Berserker #1 Review

beserker1You know what Berserker is like? It’s like a Rob Zombie film on paper. This first issue will make sense if you’ve already read the excellent #0 primer, but there’s enough going on here to not be completely perplexed.

It begins, and ends with a car crash, which leaves the bulk of the issue to deal with the how and why of said crash. Aaron and Courtney are a young couple fed up with their boring high school life. They need a break, or at least an escape, and after Aaron freaks out at a wrestling competition, they decide to take the opportunity to skip town for a new life.

Similarly an older couple, Farris and Eva are looking to leave their dull metal shop jobs and sleazy boss. Readers of the #0 issue will know Farris as the captured Marine somehow cursed with an unexplainable rage and a tendency to separate nearby heads from their bodies. There’s no further explanation as to the whys of all the bloodletting just yet, but the Norse mythology angle that was promised in the solicitations is more prominent in this issue.
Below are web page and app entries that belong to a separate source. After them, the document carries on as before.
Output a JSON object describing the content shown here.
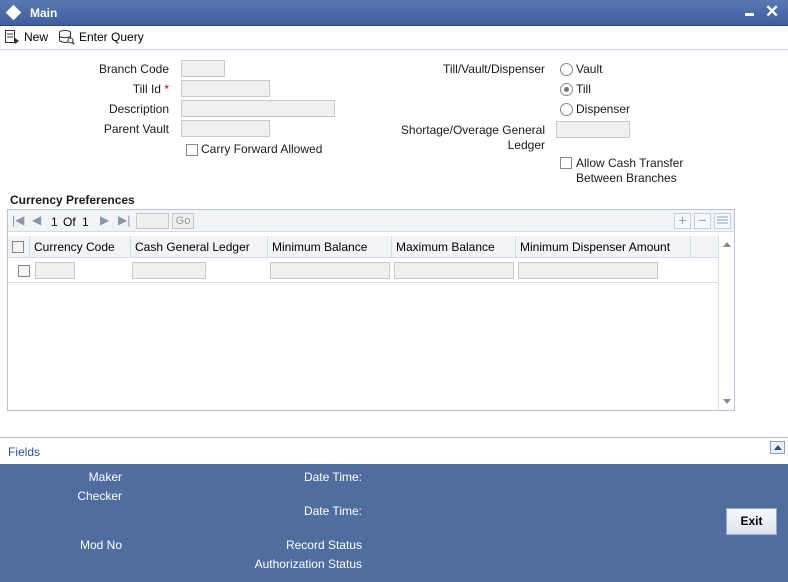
{
  "window": {
    "title": "Main"
  },
  "toolbar": {
    "new_label": "New",
    "enter_query_label": "Enter Query"
  },
  "form": {
    "branch_code_label": "Branch Code",
    "till_id_label": "Till Id",
    "required_marker": "*",
    "description_label": "Description",
    "parent_vault_label": "Parent Vault",
    "carry_forward_label": "Carry Forward Allowed",
    "till_vault_dispenser_label": "Till/Vault/Dispenser",
    "radio_vault": "Vault",
    "radio_till": "Till",
    "radio_dispenser": "Dispenser",
    "selected_type": "Till",
    "shortage_label_line1": "Shortage/Overage General",
    "shortage_label_line2": "Ledger",
    "allow_cash_transfer_line1": "Allow Cash Transfer",
    "allow_cash_transfer_line2": "Between Branches"
  },
  "currency_preferences": {
    "title": "Currency Preferences",
    "pager": {
      "current": "1",
      "of_label": "Of",
      "total": "1",
      "go_label": "Go"
    },
    "columns": [
      "Currency Code",
      "Cash General Ledger",
      "Minimum Balance",
      "Maximum Balance",
      "Minimum Dispenser Amount"
    ]
  },
  "fields_bar": {
    "label": "Fields"
  },
  "footer": {
    "maker_label": "Maker",
    "checker_label": "Checker",
    "date_time_label": "Date Time:",
    "mod_no_label": "Mod No",
    "record_status_label": "Record Status",
    "authorization_status_label": "Authorization Status",
    "exit_label": "Exit"
  },
  "colors": {
    "titlebar": "#4a6aa8",
    "footer": "#4f6d9f",
    "link": "#2b55a0"
  }
}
We are introduced to two agents of some kind, namely Rowena Dauven and Ray Becket. The latter is apparently, “Asgard’s rising star,” and these two have a tug of war over Aaron and Farris. It’s a quick and brutal fight, and just what the interest in the two berserkers is has yet to be shown, but seeds are planted for future issues.

Writer Rick Loverd (Friday Night Lights) paces things well, and conveys the oppressive nature of a small town existence for the two leads beautifully. Jeremy Haun’s art is rich with blood and pulp and tissue and goo. He seems to be enjoying himself. It’s so grotesque that I couldn’t help but laugh at the black comedy of it all, especially the last page which is similar to the closer of the #0 issue. Haun brings forth the shock and horror of the few quick fight scenes splendidly, like a so-bad-it’s-good horror film from the ‘80s.

Without the Norse angle this could easily venture in to more mundane, schlock territory, but I reckon Loverd and Haun are creating a bold series that goes past blood and guts tactics. This book comes to shelves via Heroes star Milo Ventimiglia and his DiVide Pictures and Top Cow were the best publisher to bring it to. With series like Impaler and The Darkness, they get it, and are building an interesting stable of raw, mature titles. 

Berserker #1 p16

Days Missing In August

It’s grand that Archaia are back. With titles like Mouse Guard and The Killer  and a bunch more, they filled quite the niche. Now that they’ve returned, they’ve resumed publishing on their familiar titles, as well as launching a few new ones, such as Days Missing. Written by Phil Hester (The Darkness) with art by Frazer Irving the sci-fi series debuts in August at only 99 cents. Below is the press release, plus the various pretty covers.

DM_01_HesterWith an eye toward recruiting top creators as part of their exclusive partnership, Archaia and Roddenberry Productions have brought on writer Phil Hester (Firebreather, The Darkness, Green Arrow), artist Frazer Irving (forthcoming Batman and Robin arc, Seven Soldiers of Victory) and cover artist Dale Keown (The Incredible Hulk, Pitt) to create the first issue of Days Missing, a new five-issue mini-series continuing Roddenberry’s tradition of producing sophisticated, intelligent and entertaining science fiction. 
In an effort to give as many readers an opportunity to discover this exciting new mini-series, Archaia will offer the full-length, full-color issue #1 for just 99 cents when it arrives in stores this August. An exclusive, limited-edition version of the issue, with a variant cover drawn by Keown, will be on sale for $5 at the Archaia and Roddenberry Productions booths at San Diego Comic-Con (July 23-26).
Based on a concept by Roddenberry Productions executive Trevor Roth, Days Missing tells the stories of a mysterious being known only as “The Steward.” His ability to literally “fold” days of time has allowed him to secretly remove critical days from our shared history that have forever changed the course of mankind…or so he thinks. 
DM_01_IrvingAdding to the fan buzz and excitement surrounding Days Missing, Archaia and Roddenberry Productions are bringing together four all-star creative teams to each work on a standalone, reader-friendly issue of Days Missing that ties into the overall mini-series storyarc.
“Building on the science fiction legacy of the Star Trek franchise, we are excited to make a unique contribution to the comic book landscape with this extraordinary series,” said Roth. “We’ve assembled some of the best talent in the industry to deliver a great comic book that we hope will captivate fans.”
“All of us at Archaia are huge fans of Star Trek and to work with Roddenberry Productions to create a comic like Days Missing is a huge honor,” said Stephen Christy, Archaia’s Director of Development. “The incredible creative team we’ve assembled for issue #1 of this book is among the best in the industry and it’s been a huge thrill to see the work that’s coming in.”
The announcement of the creative teams of future issues will be made in the weeks leading up to San Diego Comic-Con. For the latest information on Days Missing, please visit and